Upham's scathing 19th century indictment of Griggs also fails to account for the pressures he might have faced, as well as the popular belief in witchcraft. None of the Puritans in 17th Century New England doubted the presences of witches; it was perhaps more a question of knowing how and when to identify them. Against this background, Griggs’s diagnosis was fairly normal, as he was certainly baffled by the girls’ afflictions. As a man of limited medical training and a church member, he was also responding to the fear created by the idea of Satan attacking the village church, something alluded to in the Rev. Parris’s sermons. As there exists no personal explanation by Griggs himself, we cannot definitively account for his diagnosis. As a church member whose friends and their children were caught up in the afflictions, even his own grad niece seventeen year-old Elizabeth Hubbard, Griggs would have been troubled by the fact that prayer was not working to cure the girls’ “fits,” as they were called. But his diagnosis does not warrant a “full share” of blame. Rather, Griggs shares responsibility with the ministers and magistrates as one of the professionals involved in advancing the Salem witch trials.

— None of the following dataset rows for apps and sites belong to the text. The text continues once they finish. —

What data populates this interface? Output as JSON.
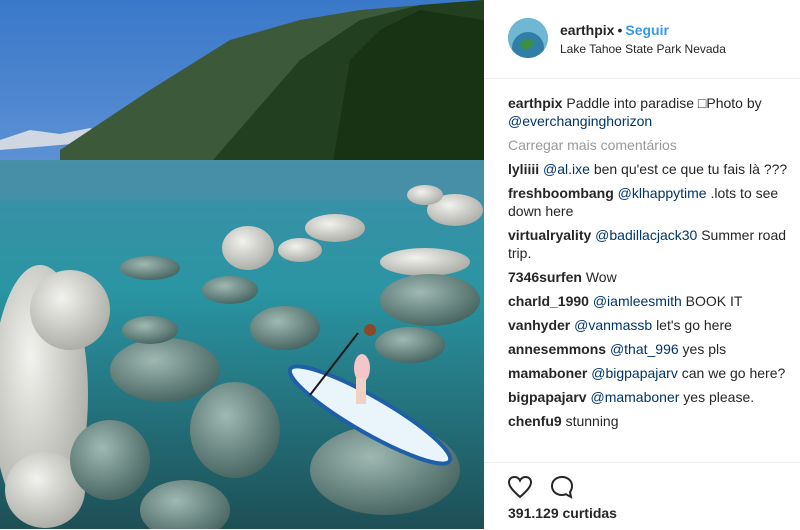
{
  "post": {
    "username": "earthpix",
    "separator": "•",
    "follow_label": "Seguir",
    "location": "Lake Tahoe State Park Nevada"
  },
  "caption": {
    "username": "earthpix",
    "text": "Paddle into paradise □Photo by",
    "mention": "@everchanginghorizon"
  },
  "load_more_label": "Carregar mais comentários",
  "comments": [
    {
      "user": "lyliiii",
      "mention": "@al.ixe",
      "text": "ben qu'est ce que tu fais là ???"
    },
    {
      "user": "freshboombang",
      "mention": "@klhappytime",
      "text": ".lots to see down here"
    },
    {
      "user": "virtualryality",
      "mention": "@badillacjack30",
      "text": "Summer road trip."
    },
    {
      "user": "7346surfen",
      "mention": "",
      "text": "Wow"
    },
    {
      "user": "charld_1990",
      "mention": "@iamleesmith",
      "text": "BOOK IT"
    },
    {
      "user": "vanhyder",
      "mention": "@vanmassb",
      "text": "let's go here"
    },
    {
      "user": "annesemmons",
      "mention": "@that_996",
      "text": "yes pls"
    },
    {
      "user": "mamaboner",
      "mention": "@bigpapajarv",
      "text": "can we go here?"
    },
    {
      "user": "bigpapajarv",
      "mention": "@mamaboner",
      "text": "yes please."
    },
    {
      "user": "chenfu9",
      "mention": "",
      "text": "stunning"
    }
  ],
  "likes": "391.129 curtidas",
  "icons": {
    "like": "heart-icon",
    "comment": "comment-icon"
  },
  "colors": {
    "link": "#3897f0",
    "mention": "#003569",
    "muted": "#999999"
  }
}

Paul Boyer and Steve Nissenbaum, eds. Salem Witchcraft Papers, 1977.
John Hale, A Modest Enquiry Into the Nature of Witchcraft, 1697.
Norman Gevitz, “‘The Devil Hath Laughed at the Physicians’: Witchcraft and Medical Practice in Seventeenth-Century New England,” Journal of the History of Medicine, January 2000.
Arthur Miller, The Crucible, 1953.
Mary Beth Norton, In the Devil’s Snare, 2002.
Anthony Patton, M. D., A Doctor’s Dilemma: William Griggs & The Salem Witch Trials.
Charles Upham, Salem Witchcraft, 1867.